OMENA — Tucker Joyce completes three years as Omena mayor with no scandals or corruption, and leaves office with high approval ratings.
His political winning formula in the dog-eat-dog world of politics: a wag for everyone.
The 10-year-old golden retriever earned top dog status thanks to a creative fundraiser by the Omena Historical Society. The organization's Chicago-style electoral rules — no residency requirements and vote early, vote often — netted the group $5,000.
Tucker, who exemplified grace in office whether in a parade or greeting constituents, earned more than 20 percent of ballots in the 2009 race. He beat out 21 other dogs as well as a cat, horse, snail and worm in the election to be top dog in this Leelanau County community.
The handsome and dignified Tucker cheerfully attended to all his duties during his term, which spanned 21 dog years.
"We're very thankful for the time he's had as mayor and we wish his successor well," said owner Diane Joyce on behalf of Tucker. "He's loyal, honest and a good listener; he listens to his constituents."
"He's a great dog, I am so proud of him," added Bob Joyce, Tucker's other human handler.
Tucker will step aside on Saturday for the next administration.
"The whole thing has been really cool, the people he's met," said Diane Joyce. "He's been accepted by all the community. We'd like to thank the community for their support."
Voting for the 2012 candidates — another cross-species mélange of dogs, cats and horses — is open to the public all week. At a $1 a vote, the race featuring 15 contestants should be heated — and lucrative for the society.
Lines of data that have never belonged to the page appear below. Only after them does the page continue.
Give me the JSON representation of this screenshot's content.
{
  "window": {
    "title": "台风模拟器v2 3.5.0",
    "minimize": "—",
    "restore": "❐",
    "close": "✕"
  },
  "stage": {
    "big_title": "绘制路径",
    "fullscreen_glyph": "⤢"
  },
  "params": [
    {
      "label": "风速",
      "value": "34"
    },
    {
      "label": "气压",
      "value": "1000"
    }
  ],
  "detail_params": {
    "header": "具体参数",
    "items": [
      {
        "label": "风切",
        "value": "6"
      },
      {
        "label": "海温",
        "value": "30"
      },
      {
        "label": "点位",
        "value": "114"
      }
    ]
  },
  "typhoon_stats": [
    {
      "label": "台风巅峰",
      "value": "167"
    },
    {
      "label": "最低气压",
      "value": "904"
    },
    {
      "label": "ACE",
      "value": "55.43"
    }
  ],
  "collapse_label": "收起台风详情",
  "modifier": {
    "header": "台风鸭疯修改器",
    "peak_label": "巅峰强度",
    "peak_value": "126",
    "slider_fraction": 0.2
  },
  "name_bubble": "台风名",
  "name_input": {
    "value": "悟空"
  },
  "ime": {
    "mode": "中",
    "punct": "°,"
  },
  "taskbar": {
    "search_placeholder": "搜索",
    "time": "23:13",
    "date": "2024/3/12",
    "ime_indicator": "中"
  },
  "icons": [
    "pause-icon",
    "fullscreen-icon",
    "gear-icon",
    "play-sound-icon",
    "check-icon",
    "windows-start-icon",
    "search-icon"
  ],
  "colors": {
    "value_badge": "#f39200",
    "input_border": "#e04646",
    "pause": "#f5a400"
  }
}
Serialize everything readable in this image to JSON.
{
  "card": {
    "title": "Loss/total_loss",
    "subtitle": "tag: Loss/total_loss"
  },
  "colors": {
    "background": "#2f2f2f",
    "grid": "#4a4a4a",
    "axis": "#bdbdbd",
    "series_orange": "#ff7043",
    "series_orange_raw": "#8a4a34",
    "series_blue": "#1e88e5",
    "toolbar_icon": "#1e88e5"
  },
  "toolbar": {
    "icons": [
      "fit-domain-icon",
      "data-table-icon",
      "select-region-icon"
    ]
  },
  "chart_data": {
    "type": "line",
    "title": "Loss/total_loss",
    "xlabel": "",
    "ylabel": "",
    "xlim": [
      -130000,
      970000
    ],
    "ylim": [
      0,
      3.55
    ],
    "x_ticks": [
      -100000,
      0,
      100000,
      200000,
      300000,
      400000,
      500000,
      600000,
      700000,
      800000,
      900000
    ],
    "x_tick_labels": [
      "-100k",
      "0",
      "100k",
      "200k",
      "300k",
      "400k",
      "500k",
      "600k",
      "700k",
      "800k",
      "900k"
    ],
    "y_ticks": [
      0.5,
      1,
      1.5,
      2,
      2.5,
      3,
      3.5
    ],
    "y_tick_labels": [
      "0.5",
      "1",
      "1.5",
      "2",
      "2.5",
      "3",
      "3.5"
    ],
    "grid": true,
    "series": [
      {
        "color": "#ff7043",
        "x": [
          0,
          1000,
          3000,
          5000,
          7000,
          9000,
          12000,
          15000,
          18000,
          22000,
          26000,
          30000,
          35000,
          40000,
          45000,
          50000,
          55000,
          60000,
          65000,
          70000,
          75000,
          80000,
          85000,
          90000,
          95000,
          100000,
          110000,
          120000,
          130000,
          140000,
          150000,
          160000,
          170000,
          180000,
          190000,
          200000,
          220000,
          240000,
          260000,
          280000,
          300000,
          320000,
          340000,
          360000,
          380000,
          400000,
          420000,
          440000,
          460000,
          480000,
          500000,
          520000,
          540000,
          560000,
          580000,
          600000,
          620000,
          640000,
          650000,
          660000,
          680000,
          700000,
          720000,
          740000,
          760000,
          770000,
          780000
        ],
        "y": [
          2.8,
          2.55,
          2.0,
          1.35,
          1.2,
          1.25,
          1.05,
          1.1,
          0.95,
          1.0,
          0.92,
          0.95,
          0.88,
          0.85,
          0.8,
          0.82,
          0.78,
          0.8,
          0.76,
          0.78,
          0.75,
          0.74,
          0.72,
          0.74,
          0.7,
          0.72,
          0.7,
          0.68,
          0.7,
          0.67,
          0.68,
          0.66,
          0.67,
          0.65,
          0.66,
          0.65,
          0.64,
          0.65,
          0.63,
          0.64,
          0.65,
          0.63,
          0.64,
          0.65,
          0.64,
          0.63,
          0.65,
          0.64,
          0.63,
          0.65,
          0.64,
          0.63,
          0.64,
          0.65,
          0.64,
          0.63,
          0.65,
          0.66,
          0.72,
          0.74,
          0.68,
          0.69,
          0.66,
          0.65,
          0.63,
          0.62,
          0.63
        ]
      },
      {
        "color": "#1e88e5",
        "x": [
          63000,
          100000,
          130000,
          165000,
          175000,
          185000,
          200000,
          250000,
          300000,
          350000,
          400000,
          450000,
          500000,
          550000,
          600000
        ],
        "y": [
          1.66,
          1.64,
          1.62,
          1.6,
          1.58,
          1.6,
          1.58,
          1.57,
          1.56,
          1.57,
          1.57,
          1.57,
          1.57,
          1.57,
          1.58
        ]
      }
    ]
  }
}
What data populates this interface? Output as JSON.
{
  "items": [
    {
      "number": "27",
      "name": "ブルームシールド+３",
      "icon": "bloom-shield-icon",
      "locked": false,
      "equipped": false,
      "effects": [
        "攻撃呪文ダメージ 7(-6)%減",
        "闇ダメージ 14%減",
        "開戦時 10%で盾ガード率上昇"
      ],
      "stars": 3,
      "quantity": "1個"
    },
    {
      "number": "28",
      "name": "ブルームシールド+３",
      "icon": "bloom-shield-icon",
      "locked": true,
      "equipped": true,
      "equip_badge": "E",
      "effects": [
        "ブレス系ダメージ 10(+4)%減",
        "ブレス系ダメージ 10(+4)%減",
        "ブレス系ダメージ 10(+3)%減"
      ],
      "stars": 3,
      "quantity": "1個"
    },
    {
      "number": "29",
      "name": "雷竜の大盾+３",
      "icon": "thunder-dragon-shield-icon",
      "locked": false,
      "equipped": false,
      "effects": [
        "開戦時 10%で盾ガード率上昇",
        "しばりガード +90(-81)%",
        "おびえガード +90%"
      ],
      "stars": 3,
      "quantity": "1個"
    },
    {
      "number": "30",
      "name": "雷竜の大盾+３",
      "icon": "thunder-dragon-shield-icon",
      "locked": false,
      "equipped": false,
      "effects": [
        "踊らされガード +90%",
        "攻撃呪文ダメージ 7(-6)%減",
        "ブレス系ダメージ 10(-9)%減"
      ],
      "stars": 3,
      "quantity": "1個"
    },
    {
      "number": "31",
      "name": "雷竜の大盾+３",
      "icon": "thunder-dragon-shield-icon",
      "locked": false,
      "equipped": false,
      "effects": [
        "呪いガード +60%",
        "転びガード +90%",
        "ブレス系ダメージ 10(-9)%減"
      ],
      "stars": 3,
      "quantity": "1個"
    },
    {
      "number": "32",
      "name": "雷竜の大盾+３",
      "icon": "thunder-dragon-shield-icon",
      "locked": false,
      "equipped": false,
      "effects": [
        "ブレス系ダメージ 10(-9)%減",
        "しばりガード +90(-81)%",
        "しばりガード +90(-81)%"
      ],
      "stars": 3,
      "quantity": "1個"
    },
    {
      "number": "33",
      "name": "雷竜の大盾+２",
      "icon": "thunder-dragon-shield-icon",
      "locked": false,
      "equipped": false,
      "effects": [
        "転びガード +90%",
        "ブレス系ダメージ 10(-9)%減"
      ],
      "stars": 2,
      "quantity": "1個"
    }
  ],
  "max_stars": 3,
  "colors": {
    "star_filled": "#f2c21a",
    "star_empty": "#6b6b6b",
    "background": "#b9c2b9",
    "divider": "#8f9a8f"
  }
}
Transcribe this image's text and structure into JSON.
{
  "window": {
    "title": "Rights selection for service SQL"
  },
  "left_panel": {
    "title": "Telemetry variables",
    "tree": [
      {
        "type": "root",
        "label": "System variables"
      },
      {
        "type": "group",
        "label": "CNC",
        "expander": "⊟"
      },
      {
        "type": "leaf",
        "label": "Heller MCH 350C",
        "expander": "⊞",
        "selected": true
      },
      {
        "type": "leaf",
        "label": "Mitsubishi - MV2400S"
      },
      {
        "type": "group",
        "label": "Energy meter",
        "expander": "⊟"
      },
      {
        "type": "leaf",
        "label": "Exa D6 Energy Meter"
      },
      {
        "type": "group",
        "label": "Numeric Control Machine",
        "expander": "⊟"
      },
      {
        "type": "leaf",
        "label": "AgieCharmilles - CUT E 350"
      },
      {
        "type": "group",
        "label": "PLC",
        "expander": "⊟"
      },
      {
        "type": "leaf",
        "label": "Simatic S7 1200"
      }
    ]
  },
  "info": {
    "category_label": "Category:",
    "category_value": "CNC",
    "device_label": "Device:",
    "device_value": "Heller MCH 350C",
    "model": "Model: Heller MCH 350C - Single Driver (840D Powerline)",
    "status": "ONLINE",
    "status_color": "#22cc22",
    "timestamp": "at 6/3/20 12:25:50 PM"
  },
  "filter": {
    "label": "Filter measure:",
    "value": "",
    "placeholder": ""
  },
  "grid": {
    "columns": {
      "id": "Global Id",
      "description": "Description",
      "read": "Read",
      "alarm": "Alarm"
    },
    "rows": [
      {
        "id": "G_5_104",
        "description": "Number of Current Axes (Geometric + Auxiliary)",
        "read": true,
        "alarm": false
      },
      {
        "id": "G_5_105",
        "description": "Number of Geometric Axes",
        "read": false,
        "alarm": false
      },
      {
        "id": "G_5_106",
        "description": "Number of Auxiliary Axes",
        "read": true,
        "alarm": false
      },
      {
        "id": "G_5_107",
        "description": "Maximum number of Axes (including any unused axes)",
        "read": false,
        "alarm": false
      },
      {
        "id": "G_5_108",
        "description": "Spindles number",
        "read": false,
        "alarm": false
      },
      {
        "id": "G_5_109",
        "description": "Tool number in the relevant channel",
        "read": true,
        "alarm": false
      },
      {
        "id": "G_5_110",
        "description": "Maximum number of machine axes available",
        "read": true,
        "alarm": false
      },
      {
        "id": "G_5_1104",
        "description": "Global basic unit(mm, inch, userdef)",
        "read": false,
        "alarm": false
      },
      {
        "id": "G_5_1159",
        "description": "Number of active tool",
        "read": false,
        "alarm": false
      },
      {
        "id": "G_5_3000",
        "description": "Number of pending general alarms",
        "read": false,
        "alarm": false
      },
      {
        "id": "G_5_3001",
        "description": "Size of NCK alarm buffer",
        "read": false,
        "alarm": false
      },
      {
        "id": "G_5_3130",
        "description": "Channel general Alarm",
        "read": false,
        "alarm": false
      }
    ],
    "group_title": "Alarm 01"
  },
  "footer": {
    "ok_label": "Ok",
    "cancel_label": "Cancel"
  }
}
"One of our members read about this election in another town and thought that this sounded fun," said Doni Lystra, vice president of the Omena Historical Society.
The election coincides with a day of festivities in honor of Omena's 160th anniversary. In addition to the Omena mayor inauguration and parade, the Omena Village Day Celebration will feature food, activities, ice cream and a yard sale.
"There will be all kinds of events," said Lystra. "It's the first time we've had an Omena Village Day Celebration."
The 2009 mayoral candidates submitted a statement and photo, but this year's nomination process included an entry form with critical questions such as: favorite food, best trick, pet peeve and naughtiest deed. As they did last time, families of the candidates create all campaign activities, from posters, signs and appearances to slogans and brochures.
The weeklong election process is crucial to screening candidates, as Jim Miller discovered with his dog, Riley, in 2009. As votes piled up, Miller's wire-haired fox terrier, then a year old, exhibited a fatal electoral flaw.
"We found out he doesn't handle applause well so his political career was over," Miller said. "He barks like crazy, starts spinning around and barking."